Now, word comes that Iversity, which offers its own MOOC platform, and the Foundation for German Science are sponsoring a competition to produce ten MOOCs, five courses for the winter term 2013/14 and five courses for the summer semester 2014. Winners will get 25,000 Euro grants each towards production. The MOOC Production Fellowship selection process is being managed by Iversity, as is the subsequent course production.
About 250 concepts for online courses have been submitted so far, and Internet users have up until May 23 to cast their votes for the ones they view as particularly interesting and groundbreaking. A list of submissions is here.
The categories range from linguistics and cultural studies to interdisciplinary work to natural and computer sciences. The entries include courses focused on semantic, social analytics and related technologies:
The 2013 International Semantic Web Conference (ISWC) is coming to Sydney, Australia’s biggest city, October 21- 25 2013. “The weather should be warming up beautifully for spring,” says local chair Kerry Taylor, “and I’d like to promise you sunny days and sparkling views. The first two days, Monday and Tuesday will be held at the Sydney Masonic Centre, an architecturally-significant ‘new brutalist’ building in the southern CBD. Wednesday to Friday will be held at the Sydney Conference and Exhibition Centre, in the tourist precinct of Darling Harbour, with views over the water and the city. Summer Daylight Saving will have begun, so you can enjoy the evenings too after each day of intense scientific exchange.”
John Abell of GMA News recently told the story of Summly, a company developed by 17-year-old Nick D’Aloisio and sold to Yahoo! for $30 million.
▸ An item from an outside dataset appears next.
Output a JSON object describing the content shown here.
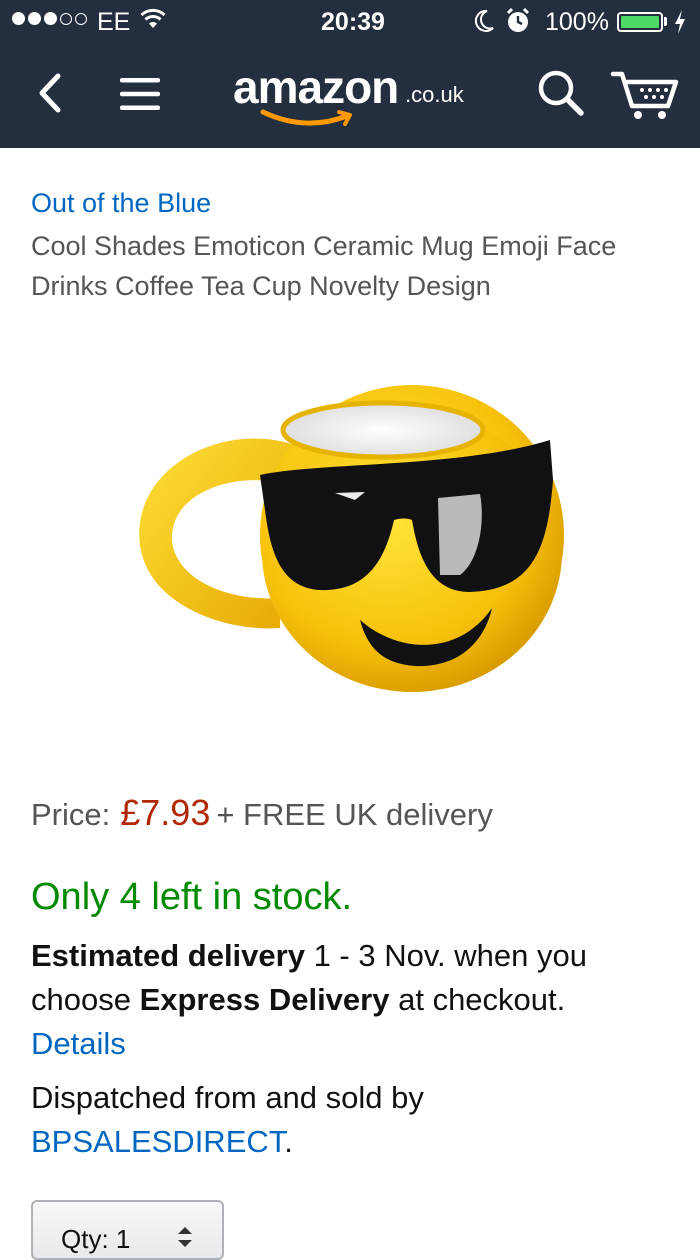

Abell writes, “D’Aloisio’s youth—he’s 17—and windfall are interesting data points, even if all the work behind the magic algorithm isn’t the sole product of this high schooler’s brain. Like all really good ideas, Summly’s is simple: Anything can be summarized, but by having a computer do it, the number of things you can summarize—and the speed with which it can be done—are massively increased. As an app, it filtered news stories and—Presto Chango!—spit out the CliffsNotes version, optimized for a smartphone’s tiny screen (and our infinitesimal attention span).” Read more
[Editor's Note: This guest post is from Antonia Bradford, who attended "ICT Days" in Trento Italy, and offered this report.]
Trento, Italy, hosted a technology conference ‘ICT Days 2013’ between 20th and 23rd March. Like all such events it was interesting, dynamic and informative, but it was also quite different from the normal conferences.
It broadcast a very loud message that Semantic Technology, Big Data, and the interconnectivity of things will – without any doubt – affect everything and everyone; that these technologies will change the way everyone interacts with public services, the way in which dwindling natural resources are distributed and managed, the way citizens interact with each other, the way in which public and private bodies cooperate to support the needs of the citizen and the way in which public bodies are monitored and held accountable to the people that elected them.
Devindra Hardawar of Venture Beat reports, “Like one part Siri and one part morning news update, a new app called Winston could change the way you consume news online. Launching today on the iPhone for free, Winston reads aloud recent news and social media updates through a distinguished electronic English accent. The app summarizes news to highlight the juicy bits, and it also translates your Twitter and Facebook updates into easily absorbed nuggets (ignoring hashtags, abbreviations, and the usual social media mess).” Read more